That offense eventually got D’Antoni jobs in the NBA’s biggest markets and with two of the league’s best scorers, Carmelo Anthony (Knicks) and Kobe Bryant (Lakers).

Ian Thomsen of NBA.com:

But his coaching relationships with Anthony and Kobe Bryant in Los Angeles did not turn out so well. The last two stars essentially rejected his system.

“They did,” acknowledged D’Antoni. “And they were paid 20-something million dollars for it — they were successful. So I don’t blame them. Nothing’s been proven up to that point.”

The Warriors had yet to show that D’Antoni’s offense could thrive in late May and June.

“They’re thinking, like, he’s crazy,” D’Antoni said of Anthony and Bryant. “So I don’t blame them at all. This is a much better situation.”

With the Knicks and Lakers, D’Antoni edged back from his own offensive principles in part because he wasn’t sure, either. He was in a lonely place as the proponent of a style that was rejected by NBA fundamentalists. In New York and L.A., D’Antoni lacked the proof that would be provided years later by the Warriors of Kerr, who when serving as GM of the Suns had himself objected to D’Antoni’s point of view. The inventor didn’t believe fully in his own invention.

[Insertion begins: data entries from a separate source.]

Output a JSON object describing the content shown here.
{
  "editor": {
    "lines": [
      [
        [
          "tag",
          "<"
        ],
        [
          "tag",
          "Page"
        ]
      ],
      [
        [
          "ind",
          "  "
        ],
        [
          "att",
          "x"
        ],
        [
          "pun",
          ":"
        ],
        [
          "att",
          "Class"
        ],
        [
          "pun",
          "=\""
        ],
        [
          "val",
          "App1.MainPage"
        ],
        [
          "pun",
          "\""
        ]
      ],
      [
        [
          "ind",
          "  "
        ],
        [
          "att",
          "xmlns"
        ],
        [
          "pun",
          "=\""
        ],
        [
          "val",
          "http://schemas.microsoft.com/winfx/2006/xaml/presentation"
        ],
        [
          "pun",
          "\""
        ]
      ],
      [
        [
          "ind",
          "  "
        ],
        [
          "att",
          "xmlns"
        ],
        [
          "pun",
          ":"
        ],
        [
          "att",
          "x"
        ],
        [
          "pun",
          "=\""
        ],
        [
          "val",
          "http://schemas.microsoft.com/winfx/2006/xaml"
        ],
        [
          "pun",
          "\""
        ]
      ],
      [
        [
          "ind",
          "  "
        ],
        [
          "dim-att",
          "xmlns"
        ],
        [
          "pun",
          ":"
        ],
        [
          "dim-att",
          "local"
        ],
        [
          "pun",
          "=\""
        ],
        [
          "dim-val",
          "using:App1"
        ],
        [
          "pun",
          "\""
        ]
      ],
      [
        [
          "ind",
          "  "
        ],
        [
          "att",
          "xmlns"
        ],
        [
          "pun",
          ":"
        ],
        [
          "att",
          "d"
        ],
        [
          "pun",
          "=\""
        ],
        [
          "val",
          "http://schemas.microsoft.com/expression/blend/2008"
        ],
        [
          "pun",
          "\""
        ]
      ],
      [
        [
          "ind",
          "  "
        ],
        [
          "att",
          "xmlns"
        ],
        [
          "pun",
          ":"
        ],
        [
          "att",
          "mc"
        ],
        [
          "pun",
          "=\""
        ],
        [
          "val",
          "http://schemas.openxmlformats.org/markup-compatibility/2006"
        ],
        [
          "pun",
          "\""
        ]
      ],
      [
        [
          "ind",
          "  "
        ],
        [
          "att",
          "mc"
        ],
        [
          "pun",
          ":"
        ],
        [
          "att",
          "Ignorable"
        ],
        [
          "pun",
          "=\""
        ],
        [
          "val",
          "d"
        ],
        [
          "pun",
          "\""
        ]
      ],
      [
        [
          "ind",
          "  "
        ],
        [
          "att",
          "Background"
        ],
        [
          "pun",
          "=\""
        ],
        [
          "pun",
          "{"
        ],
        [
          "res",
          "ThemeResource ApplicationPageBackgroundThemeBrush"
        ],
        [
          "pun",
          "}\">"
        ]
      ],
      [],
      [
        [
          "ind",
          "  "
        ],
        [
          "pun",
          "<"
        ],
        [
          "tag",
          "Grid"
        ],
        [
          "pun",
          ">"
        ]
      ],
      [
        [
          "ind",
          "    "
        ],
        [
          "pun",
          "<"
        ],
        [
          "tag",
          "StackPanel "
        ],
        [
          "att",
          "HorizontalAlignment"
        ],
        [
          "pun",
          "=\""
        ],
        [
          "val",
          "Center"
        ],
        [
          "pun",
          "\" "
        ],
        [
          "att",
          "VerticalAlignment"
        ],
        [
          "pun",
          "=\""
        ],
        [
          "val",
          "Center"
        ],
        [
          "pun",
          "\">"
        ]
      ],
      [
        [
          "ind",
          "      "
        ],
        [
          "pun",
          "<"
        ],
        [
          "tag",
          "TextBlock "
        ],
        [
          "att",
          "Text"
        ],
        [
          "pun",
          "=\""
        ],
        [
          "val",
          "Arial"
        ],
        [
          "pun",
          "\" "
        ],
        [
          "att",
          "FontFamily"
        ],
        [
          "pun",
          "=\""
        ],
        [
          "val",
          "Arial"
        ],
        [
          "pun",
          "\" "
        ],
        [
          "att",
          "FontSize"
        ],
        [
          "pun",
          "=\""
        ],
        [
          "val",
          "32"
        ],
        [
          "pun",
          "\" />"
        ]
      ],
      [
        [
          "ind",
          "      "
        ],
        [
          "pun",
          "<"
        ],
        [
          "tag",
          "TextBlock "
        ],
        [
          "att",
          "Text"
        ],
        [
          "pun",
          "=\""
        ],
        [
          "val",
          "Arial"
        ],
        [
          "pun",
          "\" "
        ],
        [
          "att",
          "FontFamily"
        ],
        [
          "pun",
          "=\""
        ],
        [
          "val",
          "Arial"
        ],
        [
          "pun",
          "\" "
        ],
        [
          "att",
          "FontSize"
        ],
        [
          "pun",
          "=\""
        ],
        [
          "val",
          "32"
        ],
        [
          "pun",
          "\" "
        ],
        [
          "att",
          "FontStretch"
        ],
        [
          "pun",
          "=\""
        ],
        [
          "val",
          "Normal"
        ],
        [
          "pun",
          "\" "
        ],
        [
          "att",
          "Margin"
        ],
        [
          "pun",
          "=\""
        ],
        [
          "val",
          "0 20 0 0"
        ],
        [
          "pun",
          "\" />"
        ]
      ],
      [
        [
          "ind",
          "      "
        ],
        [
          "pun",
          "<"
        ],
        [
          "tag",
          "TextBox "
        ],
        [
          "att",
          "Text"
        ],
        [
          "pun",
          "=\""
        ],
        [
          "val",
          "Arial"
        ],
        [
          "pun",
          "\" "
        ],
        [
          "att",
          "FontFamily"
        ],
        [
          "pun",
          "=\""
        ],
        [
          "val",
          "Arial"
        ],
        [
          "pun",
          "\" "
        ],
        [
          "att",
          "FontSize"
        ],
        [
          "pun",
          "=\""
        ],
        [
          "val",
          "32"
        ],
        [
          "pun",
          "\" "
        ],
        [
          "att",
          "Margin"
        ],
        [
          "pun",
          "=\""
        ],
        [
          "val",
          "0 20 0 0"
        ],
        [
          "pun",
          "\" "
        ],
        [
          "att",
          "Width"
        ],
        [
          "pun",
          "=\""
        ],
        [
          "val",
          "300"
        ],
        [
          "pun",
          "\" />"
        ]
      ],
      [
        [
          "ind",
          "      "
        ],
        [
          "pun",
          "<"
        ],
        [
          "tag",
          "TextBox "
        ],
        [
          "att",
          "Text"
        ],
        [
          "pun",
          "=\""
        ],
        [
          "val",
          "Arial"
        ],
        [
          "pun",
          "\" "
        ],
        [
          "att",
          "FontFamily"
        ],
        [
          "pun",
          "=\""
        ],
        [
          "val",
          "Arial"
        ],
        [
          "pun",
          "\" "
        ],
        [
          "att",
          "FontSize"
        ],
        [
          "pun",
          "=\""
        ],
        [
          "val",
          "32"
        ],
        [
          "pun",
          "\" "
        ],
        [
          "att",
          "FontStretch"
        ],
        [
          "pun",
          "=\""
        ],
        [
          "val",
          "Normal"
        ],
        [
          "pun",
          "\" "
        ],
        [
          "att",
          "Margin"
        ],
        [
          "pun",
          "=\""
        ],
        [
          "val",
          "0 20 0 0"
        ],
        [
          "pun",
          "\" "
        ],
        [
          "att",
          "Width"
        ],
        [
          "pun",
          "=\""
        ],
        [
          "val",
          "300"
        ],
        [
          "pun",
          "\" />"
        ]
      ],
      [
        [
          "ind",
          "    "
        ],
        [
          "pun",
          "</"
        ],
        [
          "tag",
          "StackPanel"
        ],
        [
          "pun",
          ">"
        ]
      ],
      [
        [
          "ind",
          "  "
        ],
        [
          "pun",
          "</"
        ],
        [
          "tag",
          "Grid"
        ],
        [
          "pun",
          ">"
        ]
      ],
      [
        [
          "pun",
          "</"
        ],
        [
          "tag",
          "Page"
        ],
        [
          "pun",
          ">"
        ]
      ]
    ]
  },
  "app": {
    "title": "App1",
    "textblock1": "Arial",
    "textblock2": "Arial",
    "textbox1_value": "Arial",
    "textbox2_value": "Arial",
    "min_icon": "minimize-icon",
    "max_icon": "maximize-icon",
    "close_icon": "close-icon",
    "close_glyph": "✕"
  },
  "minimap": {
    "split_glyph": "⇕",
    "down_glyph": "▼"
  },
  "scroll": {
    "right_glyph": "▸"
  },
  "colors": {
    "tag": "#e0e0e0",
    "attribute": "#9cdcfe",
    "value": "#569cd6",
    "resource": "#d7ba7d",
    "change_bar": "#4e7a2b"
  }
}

“I wasn’t that confident,” D’Antoni insisted. “It was a little bit before analytics. Everybody was telling us that we couldn’t do it, no one was telling us we could. Analytics came in and said, hey, you can do this — this is good, actually. So now you’ve got (GM) Daryl Morey with the Rockets and how they play and different teams trying to do it, and now it’s kind of caught on.

This bucks the narrative that D’Antoni’s offense can’t work with a score-first star. If D’Antoni compromised his scheme for Kobe and Melo, we haven’t yet seen it full bore with a player like that.

We will this season in Houston, where D’Antoni has turned score-first James Harden into the Rockets’ point guard.

As D’Antoni said, it’ll be easier to sell his scheme now that it has been proven to work. But as other teams adopt elements of it, he’ll have less of a strategic advantage.

The best coaches have revolutionary ideas AND get their players to buy into them. D’Antoni’s methods are no longer as cutting-edge, but he’ll have an easier time selling his players. That’s a justifiable knock on D’Antoni’s overall coaching prowess, but he still brings positives.

We’ve seen D’Antoni’s system at full throttle, and we’ve seen him coach generational scorers. To get both simultaneously will be a fun experiment in Houston this year.